Dutch girls outperform boys in secondary and higher education, according to recent figures released by Statistics Netherlands. On 1 January 2014, the population in the Netherlands included 2.5 million boys and 2.4 million girls under the age of 25. More boys than girls require support in education. Nearly three times as many boys as girls attend special education schools.
Behavioural end educational problems occur more frequently among boys. As a result, boys are more likely to repeat a year at school or drop out. Last year, 1 in every 10 young men in the age category 18-24 did not have a starter qualification, versus nearly 7 percent of their female peers.
Based on the results of the Cito exam, boys and girls perform equally well in primary education. In secondary education, however, more girls than boys attend higher general secondary education (havo) or pre-university education (vwo). Subsequently, girls also constitute a majority in higher vocational education (hbo) and university (wo) and they also graduate faster.
More girls opt for scientific studies
Typically, young boys are better at arithmetic while girls are better at languages. This phenomenon is corroborated by the Cito test results. Boys perform better in arithmetic maths and girls have better linguistic skills. During and after the secondary-school period, boys more often opt for science-related subjects.

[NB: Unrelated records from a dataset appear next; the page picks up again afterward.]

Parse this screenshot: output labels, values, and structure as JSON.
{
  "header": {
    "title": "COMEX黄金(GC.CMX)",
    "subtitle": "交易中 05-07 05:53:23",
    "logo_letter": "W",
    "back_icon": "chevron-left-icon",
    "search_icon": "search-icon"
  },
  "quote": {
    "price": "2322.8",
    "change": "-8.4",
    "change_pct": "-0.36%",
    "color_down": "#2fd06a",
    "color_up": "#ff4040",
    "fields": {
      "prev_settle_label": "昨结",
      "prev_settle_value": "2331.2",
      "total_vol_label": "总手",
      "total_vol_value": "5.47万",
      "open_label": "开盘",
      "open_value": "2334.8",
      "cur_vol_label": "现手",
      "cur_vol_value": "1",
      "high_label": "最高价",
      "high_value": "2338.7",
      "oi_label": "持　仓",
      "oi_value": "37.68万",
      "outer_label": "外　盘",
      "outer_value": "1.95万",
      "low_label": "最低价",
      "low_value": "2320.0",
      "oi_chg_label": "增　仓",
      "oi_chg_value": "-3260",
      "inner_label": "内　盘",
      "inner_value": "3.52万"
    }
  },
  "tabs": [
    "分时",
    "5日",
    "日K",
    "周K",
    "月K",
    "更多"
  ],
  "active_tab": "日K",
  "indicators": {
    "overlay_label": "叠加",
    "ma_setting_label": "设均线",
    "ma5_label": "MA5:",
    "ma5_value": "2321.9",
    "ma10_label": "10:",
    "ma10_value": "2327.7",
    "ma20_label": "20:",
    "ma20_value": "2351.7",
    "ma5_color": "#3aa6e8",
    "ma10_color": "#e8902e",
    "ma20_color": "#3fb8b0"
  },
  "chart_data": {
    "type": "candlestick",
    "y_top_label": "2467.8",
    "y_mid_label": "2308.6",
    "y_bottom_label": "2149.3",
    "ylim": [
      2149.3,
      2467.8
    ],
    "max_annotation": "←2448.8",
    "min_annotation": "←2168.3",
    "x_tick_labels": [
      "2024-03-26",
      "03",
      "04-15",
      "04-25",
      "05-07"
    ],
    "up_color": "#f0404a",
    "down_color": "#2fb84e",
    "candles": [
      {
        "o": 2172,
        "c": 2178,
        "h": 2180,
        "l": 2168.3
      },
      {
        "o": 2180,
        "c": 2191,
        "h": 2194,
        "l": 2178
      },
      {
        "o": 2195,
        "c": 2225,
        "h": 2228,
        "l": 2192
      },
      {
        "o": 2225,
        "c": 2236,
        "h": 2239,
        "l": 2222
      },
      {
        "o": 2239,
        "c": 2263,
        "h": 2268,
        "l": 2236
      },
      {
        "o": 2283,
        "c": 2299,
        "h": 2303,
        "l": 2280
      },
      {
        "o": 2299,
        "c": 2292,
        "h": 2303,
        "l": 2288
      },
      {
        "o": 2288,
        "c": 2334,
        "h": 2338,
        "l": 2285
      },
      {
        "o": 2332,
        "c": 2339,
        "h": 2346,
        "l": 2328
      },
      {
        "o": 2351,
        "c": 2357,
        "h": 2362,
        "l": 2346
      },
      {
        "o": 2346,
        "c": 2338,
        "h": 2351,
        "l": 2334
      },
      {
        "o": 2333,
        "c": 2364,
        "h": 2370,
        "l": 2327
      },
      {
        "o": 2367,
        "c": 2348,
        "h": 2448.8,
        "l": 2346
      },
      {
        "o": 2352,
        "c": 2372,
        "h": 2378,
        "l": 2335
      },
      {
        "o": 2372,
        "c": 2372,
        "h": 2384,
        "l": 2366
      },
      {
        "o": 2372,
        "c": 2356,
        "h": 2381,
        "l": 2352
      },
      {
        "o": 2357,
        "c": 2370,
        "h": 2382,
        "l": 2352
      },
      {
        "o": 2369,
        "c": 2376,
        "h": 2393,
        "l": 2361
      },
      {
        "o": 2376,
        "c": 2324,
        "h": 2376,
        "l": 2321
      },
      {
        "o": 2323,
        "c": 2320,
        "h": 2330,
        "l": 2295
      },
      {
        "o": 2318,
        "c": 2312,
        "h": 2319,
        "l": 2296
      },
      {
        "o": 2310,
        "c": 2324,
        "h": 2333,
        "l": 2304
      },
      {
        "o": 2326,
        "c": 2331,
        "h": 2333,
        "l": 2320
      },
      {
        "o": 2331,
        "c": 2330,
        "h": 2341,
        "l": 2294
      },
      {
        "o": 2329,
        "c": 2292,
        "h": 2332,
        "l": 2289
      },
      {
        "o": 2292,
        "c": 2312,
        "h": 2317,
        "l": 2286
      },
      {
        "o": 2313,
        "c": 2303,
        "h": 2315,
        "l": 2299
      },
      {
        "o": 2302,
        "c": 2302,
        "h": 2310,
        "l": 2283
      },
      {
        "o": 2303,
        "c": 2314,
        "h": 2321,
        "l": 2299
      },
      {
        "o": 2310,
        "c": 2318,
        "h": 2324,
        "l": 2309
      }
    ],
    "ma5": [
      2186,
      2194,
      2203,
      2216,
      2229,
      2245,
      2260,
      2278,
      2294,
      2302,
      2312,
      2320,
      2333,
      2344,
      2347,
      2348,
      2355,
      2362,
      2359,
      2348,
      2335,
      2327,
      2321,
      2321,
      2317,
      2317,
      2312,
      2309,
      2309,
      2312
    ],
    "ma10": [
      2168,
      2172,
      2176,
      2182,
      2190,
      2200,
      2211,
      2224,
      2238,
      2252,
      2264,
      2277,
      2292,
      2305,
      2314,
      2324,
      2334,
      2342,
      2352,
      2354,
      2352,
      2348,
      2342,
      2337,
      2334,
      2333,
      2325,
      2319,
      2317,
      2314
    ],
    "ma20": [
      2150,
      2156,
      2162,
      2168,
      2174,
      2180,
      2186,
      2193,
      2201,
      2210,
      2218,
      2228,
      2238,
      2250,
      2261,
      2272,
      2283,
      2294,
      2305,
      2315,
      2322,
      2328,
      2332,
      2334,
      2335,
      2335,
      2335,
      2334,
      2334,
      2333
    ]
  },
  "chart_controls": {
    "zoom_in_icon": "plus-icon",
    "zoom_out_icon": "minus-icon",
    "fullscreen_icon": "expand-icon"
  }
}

The interest in science has grown among girls in the Netherlands in recent years but is still relatively small compared to other European countries.